The heroin and painkiller (opioid) epidemic has accounted for 60 percent of American overdose deaths, including over 47,000 deaths in 2014. Because of these overwhelming numbers, more and more leaders and healthcare professionals in the U.S. have shifted their focus on saving lives of addicts, making the idea of doctor assisted injection facilities (for lack of a better term) worth a shot.
"Things are getting out of control. We have to find things we can do for people who are addicted now," said New York state Assemblywoman Linda Rosenthal. "The idea shouldn't be dismissed out of hand.

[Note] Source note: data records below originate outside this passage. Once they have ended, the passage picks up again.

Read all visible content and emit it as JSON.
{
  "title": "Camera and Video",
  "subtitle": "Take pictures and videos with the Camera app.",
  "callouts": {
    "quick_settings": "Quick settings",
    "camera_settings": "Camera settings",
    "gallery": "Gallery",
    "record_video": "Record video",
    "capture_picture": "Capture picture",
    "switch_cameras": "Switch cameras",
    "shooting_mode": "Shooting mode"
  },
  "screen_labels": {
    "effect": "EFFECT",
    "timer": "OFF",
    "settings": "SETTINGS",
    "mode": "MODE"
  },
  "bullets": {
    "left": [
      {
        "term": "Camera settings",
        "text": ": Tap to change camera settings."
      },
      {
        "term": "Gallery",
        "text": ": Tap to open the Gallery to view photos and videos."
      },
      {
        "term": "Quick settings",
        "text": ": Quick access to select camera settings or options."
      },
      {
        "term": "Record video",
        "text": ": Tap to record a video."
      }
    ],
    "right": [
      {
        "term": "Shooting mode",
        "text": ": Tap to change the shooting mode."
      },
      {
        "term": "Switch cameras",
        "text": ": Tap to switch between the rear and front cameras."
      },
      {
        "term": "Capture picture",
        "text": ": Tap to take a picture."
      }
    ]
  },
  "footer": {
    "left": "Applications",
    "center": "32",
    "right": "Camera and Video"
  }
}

I don't see anyone else coming up with anything new and innovative."
Since 2008, shoot-up centers in have sprang up Amsterdam, Sydney, and Vancouver to prevent overdose death, as well as reducing crime in the community by supplying these potential criminals in search of a ‘score’. Certified trained medical professionals are onsite at these locations to administer the widely relied upon anti-overdose medication NARCAN in the case of an overdose, which are common within injection facilities. Insite, located in the heart of Vancouver's Downtown Eastside neighborhood, offers patient treatment services just one floor up from the supervised injection site and sees an average of 20 overdoses a week from heroin abusers. Astoundingly, Insite has yet to record a single death since its opening.
"Heroin Havens" in the U.S.
The success of these programs abroad have many US officials and lawmakers aggressively seeking funding for even more injection facilities across America to augment existing clinics operating in 33 states. Lawmakers and city officials from the east coast to the west are urging for more funded shoot-up rooms modeled after those abroad that have been serving patients since as early as 2008, including Amsterdam, Sydney, and Vancouver.
Funded injection facilities aim to serve as a safe haven for addicts to receive empathetic medical care, a light at the end of a very long and dark tunnel. This tunnel, as addicts, friends, and family know all too well, hardly ever has a light at the other end of it. With her face covered in scabs, 33 year old heroin addict Rhea Jean, after wiping her mouth from recently vomiting immediately following an injection, had this say about Insight to The Associated Press.
"It's a great place for active users in full-blown addiction.” added Jean. “It links you up to other programs."
A white flag for drug addicts
Though U.S. federal law effectively prohibits injection facilities, legislators at the state and city level have the power to authorize them within their jurisdiction. By giving this power to local government, Washington officials could adopt a hands-off approach similar to the federal response to state medical marijuana programs.
This new approach has been less than warmly accepted by many US officials who criticize that proposed injection facilities are equivalent to waving a white flag at an epidemic that should be fought with prevention and treatment.
"It's a dangerous idea," said John Walters, drug czar under President George W. Bush. "It's advocated by people who seem to think that the way we should help sick people is by keeping them sick, but comfortably sick."
Good, bad, or indifferent… it is an innovative approach to saving lives from the deadly addiction of heroin.